Highlighting the facts behind historical romance with Jude Knight and thoughts on marriage in the Regency era.
1140 was a watershed year in the Western understanding of the institution of marriage. In that year, the Benedictine monk Gratian published his canon law textbook, Decretum Gratiani, ruling that the consent of the couple was essential for a marriage to be valid.
Up until then, the bride’s or groom’s presence at the wedding was enough. The Decretum ruled that they had to say out loud that they consented to the marriage, or the marriage could be challenged and annulled (that is, the marriage was declared to have never actually taken place).
Of course, the church’s ruling did not make much of a difference to the reality for most English couples. Marriage continued to be about securing an economic or political advantage. This was true at the time of Gratian. It continued to be true for at least 800 years.
Particularly in the higher reaches of society, marriage continued to be ‘a family arranged event for exchanging a daughter into a family for gain’. [Jennifer Phegley, Courtship and Marriage in Victorian England]
Consent could be coerced
An unmarried Regency woman lived under the control of her father or a guardian appointed in her father’s will. In the working and crafting classes, she would probably have skills that gave her some financial independence, and therefore some negotiating power over decisions regarding her marriage. Women of the upper classes were not permitted to work, and not taught the skills that would give them such freedom.

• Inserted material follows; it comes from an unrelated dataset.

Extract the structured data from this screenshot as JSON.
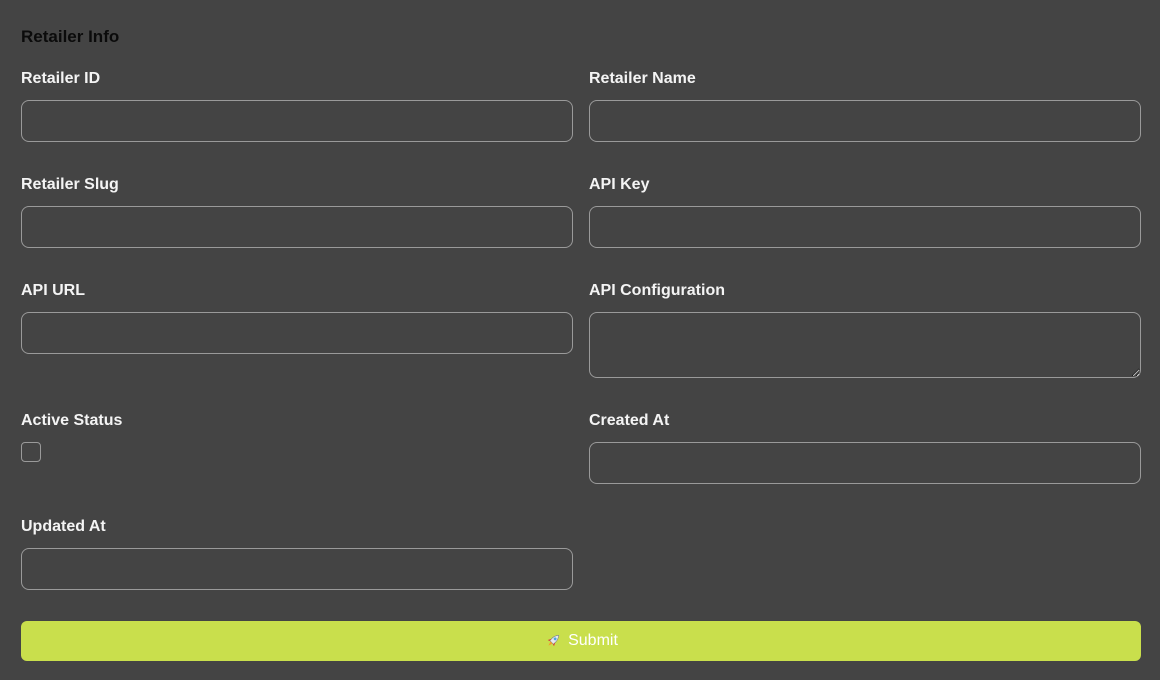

An unscrupulous or determined family had all the power they needed to ensure consent. Indeed, escaping such a family could be reason enough to accept a marriage that had been arranged. Of course, once our young lady had done so, she passed into the control of her husband, poor girl.

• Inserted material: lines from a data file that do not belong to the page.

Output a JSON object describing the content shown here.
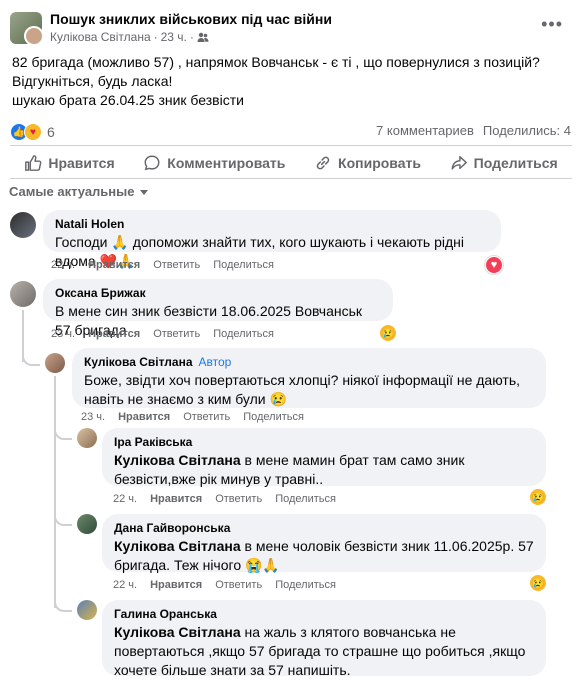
{
  "post": {
    "group_name": "Пошук зниклих військових під час війни",
    "author": "Кулікова Світлана",
    "time": "23 ч.",
    "text_line1": "82 бригада (можливо 57) , напрямок Вовчанськ - є ті , що повернулися з позицій?",
    "text_line2": "Відгукніться, будь ласка!",
    "text_line3": "шукаю брата 26.04.25 зник безвісти",
    "reactions_count": "6",
    "comments_count": "7 комментариев",
    "shares_count": "Поделились: 4"
  },
  "actions": {
    "like": "Нравится",
    "comment": "Комментировать",
    "copy": "Копировать",
    "share": "Поделиться"
  },
  "sort_label": "Самые актуальные",
  "comment_actions": {
    "like": "Нравится",
    "reply": "Ответить",
    "share": "Поделиться"
  },
  "comments": [
    {
      "name": "Natali Holen",
      "text": "Господи 🙏 допоможи знайти тих, кого шукають і чекають рідні вдома ❤️🙏",
      "time": "22 ч.",
      "reaction_icon": "love-icon"
    },
    {
      "name": "Оксана Брижак",
      "text": "В мене син зник безвісти 18.06.2025 Вовчанськ 57 бригада",
      "time": "23 ч.",
      "reaction_icon": "sad-icon"
    },
    {
      "name": "Кулікова Світлана",
      "author_badge": "Автор",
      "text": "Боже, звідти хоч повертаються хлопці? ніякої інформації не дають, навіть не знаємо з ким були 😢",
      "time": "23 ч."
    },
    {
      "name": "Іра Раківська",
      "mention": "Кулікова Світлана",
      "text": "в мене мамин брат там само зник безвісти,вже рік минув у травні..",
      "time": "22 ч.",
      "reaction_icon": "sad-icon"
    },
    {
      "name": "Дана Гайворонська",
      "mention": "Кулікова Світлана",
      "text": "в мене чоловік безвісти зник 11.06.2025р. 57 бригада. Теж нічого 😭🙏",
      "time": "22 ч.",
      "reaction_icon": "sad-icon"
    },
    {
      "name": "Галина Оранська",
      "mention": "Кулікова Світлана",
      "text": "на жаль з клятого вовчанська не повертаються ,якщо 57 бригада то страшне що робиться ,якщо хочете більше знати за 57 напишіть."
    }
  ]
}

A prospective husband could also coerce consent by compromising the intended bride, or even follow the time-honoured, if illegal, practice of bridal kidnapping. Of course, the law said that consent given under duress was not valid, but it also held that a bride could give her consent once she was ‘safe’. Once a lady had been kept by a man for several nights, what choice did she have left?
Marriage for love was not highly regarded
Marrying for family advantage was the norm for most of English history. It’s fair to say that, in the upper classes, in the Regency, marrying for love would have been considered frivolous, selfish, and outright dangerous. Mere physical attraction and associated infatuation was no foundation for a long-term relationship. No. Better to marry first and come to love one another afterwards.
And if love did not come, then a man could find it elsewhere, with a mistress or a lover. A woman, too, once she had produced the requisite heirs. Fidelity in marriage was one of those nice virtues that was all very well for the lower sort, but hardly practical for peers and their families.
It was not until the Victorian era, and the successful marriage of a queen and her consort, that marrying for love became socially acceptable in high society.
About the Book: Paradise Triptych
James Winderfield yearns to end a long journey in the arms of his loving family. But his father’s agents offer the exiled prodigal forgiveness and a place in Society — if he abandons his foreign-born wife and children to return to England.
With her husband away, Mahzad faces revolt, invasion and betrayal in the mountain kingdom they built together. A queen without her king, she will not allow their dream and their family to be destroyed.
But the greatest threats to their marriage and their lives together is the widening distance between them. To win Paradise, they must face the truths in their hearts.
Paradise LostIn 1812, James Winderfield, the suitor Eleanor’s father rejected in favour of the Duke of Haverford has returned to England. He has been away for thirty-two years, and has returned a widower, and the father of ten children.
As the year passes, various events prompt Eleanor to turn to her box of keepsakes, which recall the momentous events of her life.
Paradise Lost is a series of vignettes grounded in 1812, in which Eleanor relives those memories.
Paradise At LastNow Haverford is deceased and nothing stands between the Duchess of Haverford and the Duke of Winshire. Except that James has not forgiven Eleanor for putting the dynasty of the Haverfords ahead of his niece’s happiness.
Can two star-crossed lovers find their happiness at last? Or will their own pride or the villain who wants to destroy the Haverfords stand in their way?
Paradise Triptych contains two novella and a set of memoirs: Paradise Regained (already published), Paradise Lost (available free to my newsletter subscribers) and Paradise At Last (new for this collection).
Order now: https://books2read.com/Triptrych